* [Task item]: Check each line of the data, and copy those where "this" appears.

Web page and app entries:

- - - -

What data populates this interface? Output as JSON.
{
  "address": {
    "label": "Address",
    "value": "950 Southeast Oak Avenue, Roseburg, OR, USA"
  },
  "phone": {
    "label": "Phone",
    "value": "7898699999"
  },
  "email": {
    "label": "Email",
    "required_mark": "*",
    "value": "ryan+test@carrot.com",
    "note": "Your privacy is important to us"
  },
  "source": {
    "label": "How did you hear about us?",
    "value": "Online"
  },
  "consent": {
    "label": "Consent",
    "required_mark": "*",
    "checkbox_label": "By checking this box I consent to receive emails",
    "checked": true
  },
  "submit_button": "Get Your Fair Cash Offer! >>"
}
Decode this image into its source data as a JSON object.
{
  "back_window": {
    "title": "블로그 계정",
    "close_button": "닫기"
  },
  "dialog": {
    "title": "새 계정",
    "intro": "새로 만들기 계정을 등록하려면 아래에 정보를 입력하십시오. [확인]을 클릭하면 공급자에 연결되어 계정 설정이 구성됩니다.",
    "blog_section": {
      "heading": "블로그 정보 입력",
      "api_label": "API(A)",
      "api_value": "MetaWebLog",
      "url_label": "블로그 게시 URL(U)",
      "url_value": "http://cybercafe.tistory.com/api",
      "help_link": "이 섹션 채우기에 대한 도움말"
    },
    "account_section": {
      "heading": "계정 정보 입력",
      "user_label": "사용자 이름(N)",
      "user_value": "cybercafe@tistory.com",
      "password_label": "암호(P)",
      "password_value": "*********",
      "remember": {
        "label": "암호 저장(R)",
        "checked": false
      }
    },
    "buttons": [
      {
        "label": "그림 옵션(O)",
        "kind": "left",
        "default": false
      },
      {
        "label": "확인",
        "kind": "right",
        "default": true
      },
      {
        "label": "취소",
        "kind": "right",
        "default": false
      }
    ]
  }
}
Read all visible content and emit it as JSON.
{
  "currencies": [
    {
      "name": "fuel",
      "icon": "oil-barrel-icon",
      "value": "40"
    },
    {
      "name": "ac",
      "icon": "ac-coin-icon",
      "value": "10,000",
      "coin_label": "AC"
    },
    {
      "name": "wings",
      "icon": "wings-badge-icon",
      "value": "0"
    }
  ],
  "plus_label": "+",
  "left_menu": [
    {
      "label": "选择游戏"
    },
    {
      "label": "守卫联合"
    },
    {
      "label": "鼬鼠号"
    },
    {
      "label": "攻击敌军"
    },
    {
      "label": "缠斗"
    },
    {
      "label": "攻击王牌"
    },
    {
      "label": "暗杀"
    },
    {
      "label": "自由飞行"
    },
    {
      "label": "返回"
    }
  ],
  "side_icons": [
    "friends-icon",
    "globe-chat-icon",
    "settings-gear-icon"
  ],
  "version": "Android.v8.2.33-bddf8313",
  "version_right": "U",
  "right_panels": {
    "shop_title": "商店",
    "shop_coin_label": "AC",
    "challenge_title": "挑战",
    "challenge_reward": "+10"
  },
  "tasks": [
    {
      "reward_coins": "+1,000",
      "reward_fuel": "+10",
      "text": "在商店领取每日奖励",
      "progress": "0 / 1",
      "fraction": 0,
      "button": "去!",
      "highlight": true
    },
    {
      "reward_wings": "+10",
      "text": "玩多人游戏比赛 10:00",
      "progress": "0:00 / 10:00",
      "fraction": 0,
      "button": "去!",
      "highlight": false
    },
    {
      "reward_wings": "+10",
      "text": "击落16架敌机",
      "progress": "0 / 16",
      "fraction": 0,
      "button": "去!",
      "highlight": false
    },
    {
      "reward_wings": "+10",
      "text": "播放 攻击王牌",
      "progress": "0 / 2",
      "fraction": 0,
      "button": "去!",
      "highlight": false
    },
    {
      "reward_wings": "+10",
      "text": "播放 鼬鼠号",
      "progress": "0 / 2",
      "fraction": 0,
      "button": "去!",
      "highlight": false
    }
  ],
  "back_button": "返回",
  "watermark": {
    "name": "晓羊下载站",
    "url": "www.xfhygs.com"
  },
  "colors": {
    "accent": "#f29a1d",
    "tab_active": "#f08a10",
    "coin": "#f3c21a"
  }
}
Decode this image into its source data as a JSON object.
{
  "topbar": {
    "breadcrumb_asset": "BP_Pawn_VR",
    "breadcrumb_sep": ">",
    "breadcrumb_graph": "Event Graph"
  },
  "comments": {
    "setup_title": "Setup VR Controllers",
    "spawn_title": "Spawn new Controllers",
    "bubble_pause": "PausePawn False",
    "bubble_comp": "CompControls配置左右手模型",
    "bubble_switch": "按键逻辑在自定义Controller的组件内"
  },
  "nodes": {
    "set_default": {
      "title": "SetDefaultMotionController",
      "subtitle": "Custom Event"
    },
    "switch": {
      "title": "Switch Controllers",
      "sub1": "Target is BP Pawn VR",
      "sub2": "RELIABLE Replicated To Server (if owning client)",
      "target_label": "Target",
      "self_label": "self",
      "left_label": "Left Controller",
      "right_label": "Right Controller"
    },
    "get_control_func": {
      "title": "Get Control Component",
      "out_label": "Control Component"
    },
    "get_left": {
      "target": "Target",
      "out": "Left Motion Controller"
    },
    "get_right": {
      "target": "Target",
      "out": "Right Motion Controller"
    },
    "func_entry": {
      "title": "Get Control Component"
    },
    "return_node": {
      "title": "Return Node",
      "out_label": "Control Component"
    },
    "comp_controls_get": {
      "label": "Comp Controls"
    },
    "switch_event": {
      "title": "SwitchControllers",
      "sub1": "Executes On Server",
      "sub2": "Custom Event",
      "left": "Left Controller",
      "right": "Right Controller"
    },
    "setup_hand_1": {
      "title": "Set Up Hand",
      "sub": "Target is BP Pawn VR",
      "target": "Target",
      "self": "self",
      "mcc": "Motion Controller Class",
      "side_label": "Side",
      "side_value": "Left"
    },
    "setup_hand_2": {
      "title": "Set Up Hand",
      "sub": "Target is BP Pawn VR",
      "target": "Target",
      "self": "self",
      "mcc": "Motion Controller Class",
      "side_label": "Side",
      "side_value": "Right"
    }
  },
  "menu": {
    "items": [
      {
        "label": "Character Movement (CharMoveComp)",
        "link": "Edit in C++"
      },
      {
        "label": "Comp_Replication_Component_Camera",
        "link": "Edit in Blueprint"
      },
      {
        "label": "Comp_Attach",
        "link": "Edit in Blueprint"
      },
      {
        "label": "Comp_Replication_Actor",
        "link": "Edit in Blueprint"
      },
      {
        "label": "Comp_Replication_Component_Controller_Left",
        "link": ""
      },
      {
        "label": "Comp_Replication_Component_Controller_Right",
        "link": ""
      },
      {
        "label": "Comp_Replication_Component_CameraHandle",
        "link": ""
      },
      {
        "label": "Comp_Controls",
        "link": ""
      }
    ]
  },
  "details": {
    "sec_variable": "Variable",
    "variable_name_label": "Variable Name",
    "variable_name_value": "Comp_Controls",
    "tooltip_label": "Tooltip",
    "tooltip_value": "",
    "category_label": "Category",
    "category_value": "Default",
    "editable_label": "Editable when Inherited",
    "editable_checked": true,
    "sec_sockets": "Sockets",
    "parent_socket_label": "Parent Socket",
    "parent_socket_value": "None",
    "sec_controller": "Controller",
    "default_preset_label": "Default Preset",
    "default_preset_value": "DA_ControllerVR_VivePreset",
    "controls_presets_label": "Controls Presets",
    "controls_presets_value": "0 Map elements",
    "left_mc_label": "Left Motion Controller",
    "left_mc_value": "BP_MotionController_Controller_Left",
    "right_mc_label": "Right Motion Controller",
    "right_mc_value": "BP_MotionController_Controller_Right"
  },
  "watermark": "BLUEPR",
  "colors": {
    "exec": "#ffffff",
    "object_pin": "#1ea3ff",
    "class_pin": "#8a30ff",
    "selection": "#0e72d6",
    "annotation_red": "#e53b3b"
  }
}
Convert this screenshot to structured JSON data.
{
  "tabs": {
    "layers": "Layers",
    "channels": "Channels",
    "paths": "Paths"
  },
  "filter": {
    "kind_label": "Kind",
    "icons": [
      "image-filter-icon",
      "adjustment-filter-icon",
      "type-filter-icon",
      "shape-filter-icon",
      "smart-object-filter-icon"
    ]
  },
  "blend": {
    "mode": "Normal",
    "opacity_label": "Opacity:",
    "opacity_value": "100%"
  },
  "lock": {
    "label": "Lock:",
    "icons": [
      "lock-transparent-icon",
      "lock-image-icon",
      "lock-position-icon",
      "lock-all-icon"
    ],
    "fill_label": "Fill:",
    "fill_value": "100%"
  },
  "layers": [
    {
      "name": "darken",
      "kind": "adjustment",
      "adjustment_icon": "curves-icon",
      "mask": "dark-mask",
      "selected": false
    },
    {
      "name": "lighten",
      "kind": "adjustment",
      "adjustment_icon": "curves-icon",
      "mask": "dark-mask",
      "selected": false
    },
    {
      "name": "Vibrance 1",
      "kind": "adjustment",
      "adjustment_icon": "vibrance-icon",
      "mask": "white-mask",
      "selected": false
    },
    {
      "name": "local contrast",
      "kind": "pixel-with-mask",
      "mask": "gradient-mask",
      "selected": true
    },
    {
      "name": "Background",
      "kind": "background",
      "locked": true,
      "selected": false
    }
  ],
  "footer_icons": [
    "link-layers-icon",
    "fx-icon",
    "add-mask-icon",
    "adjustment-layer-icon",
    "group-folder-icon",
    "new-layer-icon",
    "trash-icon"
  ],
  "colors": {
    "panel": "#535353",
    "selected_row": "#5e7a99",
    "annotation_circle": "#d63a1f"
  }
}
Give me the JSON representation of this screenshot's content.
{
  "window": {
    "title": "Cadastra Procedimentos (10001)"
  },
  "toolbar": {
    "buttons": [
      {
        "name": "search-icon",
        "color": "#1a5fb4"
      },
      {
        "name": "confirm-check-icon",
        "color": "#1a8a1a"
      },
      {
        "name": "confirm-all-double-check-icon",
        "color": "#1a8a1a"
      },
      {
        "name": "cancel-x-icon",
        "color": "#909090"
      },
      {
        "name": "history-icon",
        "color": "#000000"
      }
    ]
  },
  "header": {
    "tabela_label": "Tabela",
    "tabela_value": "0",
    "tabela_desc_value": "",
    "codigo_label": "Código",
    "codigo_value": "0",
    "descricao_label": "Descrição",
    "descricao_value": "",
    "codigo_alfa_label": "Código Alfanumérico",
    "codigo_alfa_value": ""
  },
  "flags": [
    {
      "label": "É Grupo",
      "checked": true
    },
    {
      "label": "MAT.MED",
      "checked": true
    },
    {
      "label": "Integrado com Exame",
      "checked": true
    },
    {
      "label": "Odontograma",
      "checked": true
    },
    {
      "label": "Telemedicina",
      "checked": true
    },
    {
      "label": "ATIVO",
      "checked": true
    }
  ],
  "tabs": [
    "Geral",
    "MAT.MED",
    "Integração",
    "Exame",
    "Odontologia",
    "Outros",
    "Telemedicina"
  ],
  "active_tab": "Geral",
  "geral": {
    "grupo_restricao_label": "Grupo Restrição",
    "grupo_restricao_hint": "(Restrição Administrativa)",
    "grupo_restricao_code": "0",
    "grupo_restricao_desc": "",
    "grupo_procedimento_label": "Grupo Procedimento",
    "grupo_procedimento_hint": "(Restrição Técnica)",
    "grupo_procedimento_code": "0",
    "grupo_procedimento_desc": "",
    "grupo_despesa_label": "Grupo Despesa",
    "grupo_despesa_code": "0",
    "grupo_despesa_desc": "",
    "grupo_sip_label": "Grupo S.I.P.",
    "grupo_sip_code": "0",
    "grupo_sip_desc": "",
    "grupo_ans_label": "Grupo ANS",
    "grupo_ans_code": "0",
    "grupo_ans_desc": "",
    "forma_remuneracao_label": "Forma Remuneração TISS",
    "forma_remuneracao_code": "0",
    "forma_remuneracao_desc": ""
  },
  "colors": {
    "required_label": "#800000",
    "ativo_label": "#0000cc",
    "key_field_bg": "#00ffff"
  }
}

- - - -

* [Response to the task]:
What data populates this interface? Output as JSON.
    "checkbox_label": "By checking this box I consent to receive emails",
Decode this image into its source data as a JSON object.
Decode this image into its source data as a JSON object.
Convert this screenshot to structured JSON data.
Give me the JSON representation of this screenshot's content.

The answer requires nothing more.